<<<<

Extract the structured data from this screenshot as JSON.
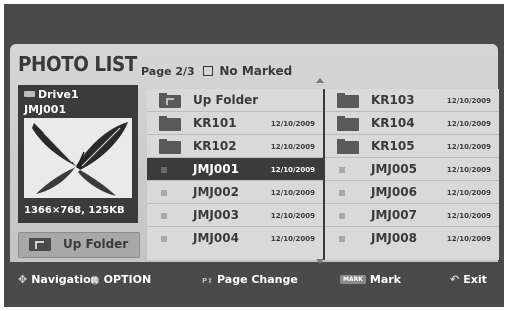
{
  "header": {
    "title": "PHOTO LIST",
    "page": "Page 2/3",
    "marked": "No Marked"
  },
  "preview": {
    "drive": "Drive1",
    "filename": "JMJ001",
    "resolution": "1366×768, 125KB",
    "thumbnail_icon": "butterfly-icon"
  },
  "up_button": {
    "label": "Up Folder",
    "icon": "up-folder-icon"
  },
  "files": {
    "col1": [
      {
        "name": "Up Folder",
        "date": "",
        "type": "up"
      },
      {
        "name": "KR101",
        "date": "12/10/2009",
        "type": "folder"
      },
      {
        "name": "KR102",
        "date": "12/10/2009",
        "type": "folder"
      },
      {
        "name": "JMJ001",
        "date": "12/10/2009",
        "type": "photo",
        "selected": true
      },
      {
        "name": "JMJ002",
        "date": "12/10/2009",
        "type": "photo"
      },
      {
        "name": "JMJ003",
        "date": "12/10/2009",
        "type": "photo"
      },
      {
        "name": "JMJ004",
        "date": "12/10/2009",
        "type": "photo"
      }
    ],
    "col2": [
      {
        "name": "KR103",
        "date": "12/10/2009",
        "type": "folder"
      },
      {
        "name": "KR104",
        "date": "12/10/2009",
        "type": "folder"
      },
      {
        "name": "KR105",
        "date": "12/10/2009",
        "type": "folder"
      },
      {
        "name": "JMJ005",
        "date": "12/10/2009",
        "type": "photo"
      },
      {
        "name": "JMJ006",
        "date": "12/10/2009",
        "type": "photo"
      },
      {
        "name": "JMJ007",
        "date": "12/10/2009",
        "type": "photo"
      },
      {
        "name": "JMJ008",
        "date": "12/10/2009",
        "type": "photo"
      }
    ]
  },
  "footer": {
    "navigation": "Navigation",
    "option": "OPTION",
    "page_change": "Page Change",
    "mark_badge": "MARK",
    "mark": "Mark",
    "exit": "Exit"
  }
}
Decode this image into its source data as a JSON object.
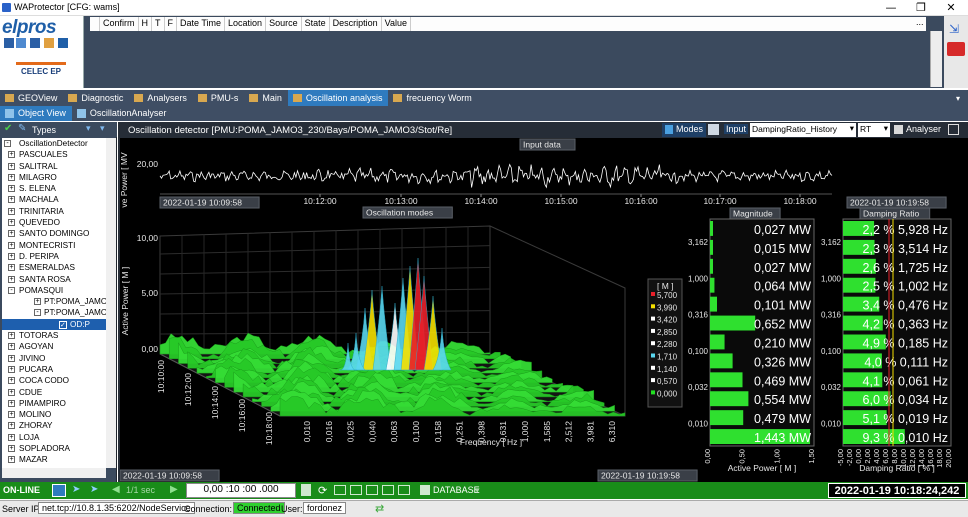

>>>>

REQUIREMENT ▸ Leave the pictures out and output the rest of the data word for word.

SOLUTION TO THIS PROBLEM ▸
Extract the structured data from this screenshot as JSON.
{
  "header": {
    "title": "PHOTO LIST",
    "page": "Page 2/3",
    "marked": "No Marked"
  },
  "preview": {
    "drive": "Drive1",
    "filename": "JMJ001",
    "resolution": "1366×768, 125KB",
    "thumbnail_icon": "butterfly-icon"
  },
  "up_button": {
    "label": "Up Folder",
    "icon": "up-folder-icon"
  },
  "files": {
    "col1": [
      {
        "name": "Up Folder",
        "date": "",
        "type": "up"
      },
      {
        "name": "KR101",
        "date": "12/10/2009",
        "type": "folder"
      },
      {
        "name": "KR102",
        "date": "12/10/2009",
        "type": "folder"
      },
      {
        "name": "JMJ001",
        "date": "12/10/2009",
        "type": "photo",
        "selected": true
      },
      {
        "name": "JMJ002",
        "date": "12/10/2009",
        "type": "photo"
      },
      {
        "name": "JMJ003",
        "date": "12/10/2009",
        "type": "photo"
      },
      {
        "name": "JMJ004",
        "date": "12/10/2009",
        "type": "photo"
      }
    ],
    "col2": [
      {
        "name": "KR103",
        "date": "12/10/2009",
        "type": "folder"
      },
      {
        "name": "KR104",
        "date": "12/10/2009",
        "type": "folder"
      },
      {
        "name": "KR105",
        "date": "12/10/2009",
        "type": "folder"
      },
      {
        "name": "JMJ005",
        "date": "12/10/2009",
        "type": "photo"
      },
      {
        "name": "JMJ006",
        "date": "12/10/2009",
        "type": "photo"
      },
      {
        "name": "JMJ007",
        "date": "12/10/2009",
        "type": "photo"
      },
      {
        "name": "JMJ008",
        "date": "12/10/2009",
        "type": "photo"
      }
    ]
  },
  "footer": {
    "navigation": "Navigation",
    "option": "OPTION",
    "page_change": "Page Change",
    "mark_badge": "MARK",
    "mark": "Mark",
    "exit": "Exit"
  }
}
Decode this image into its source data as a JSON object.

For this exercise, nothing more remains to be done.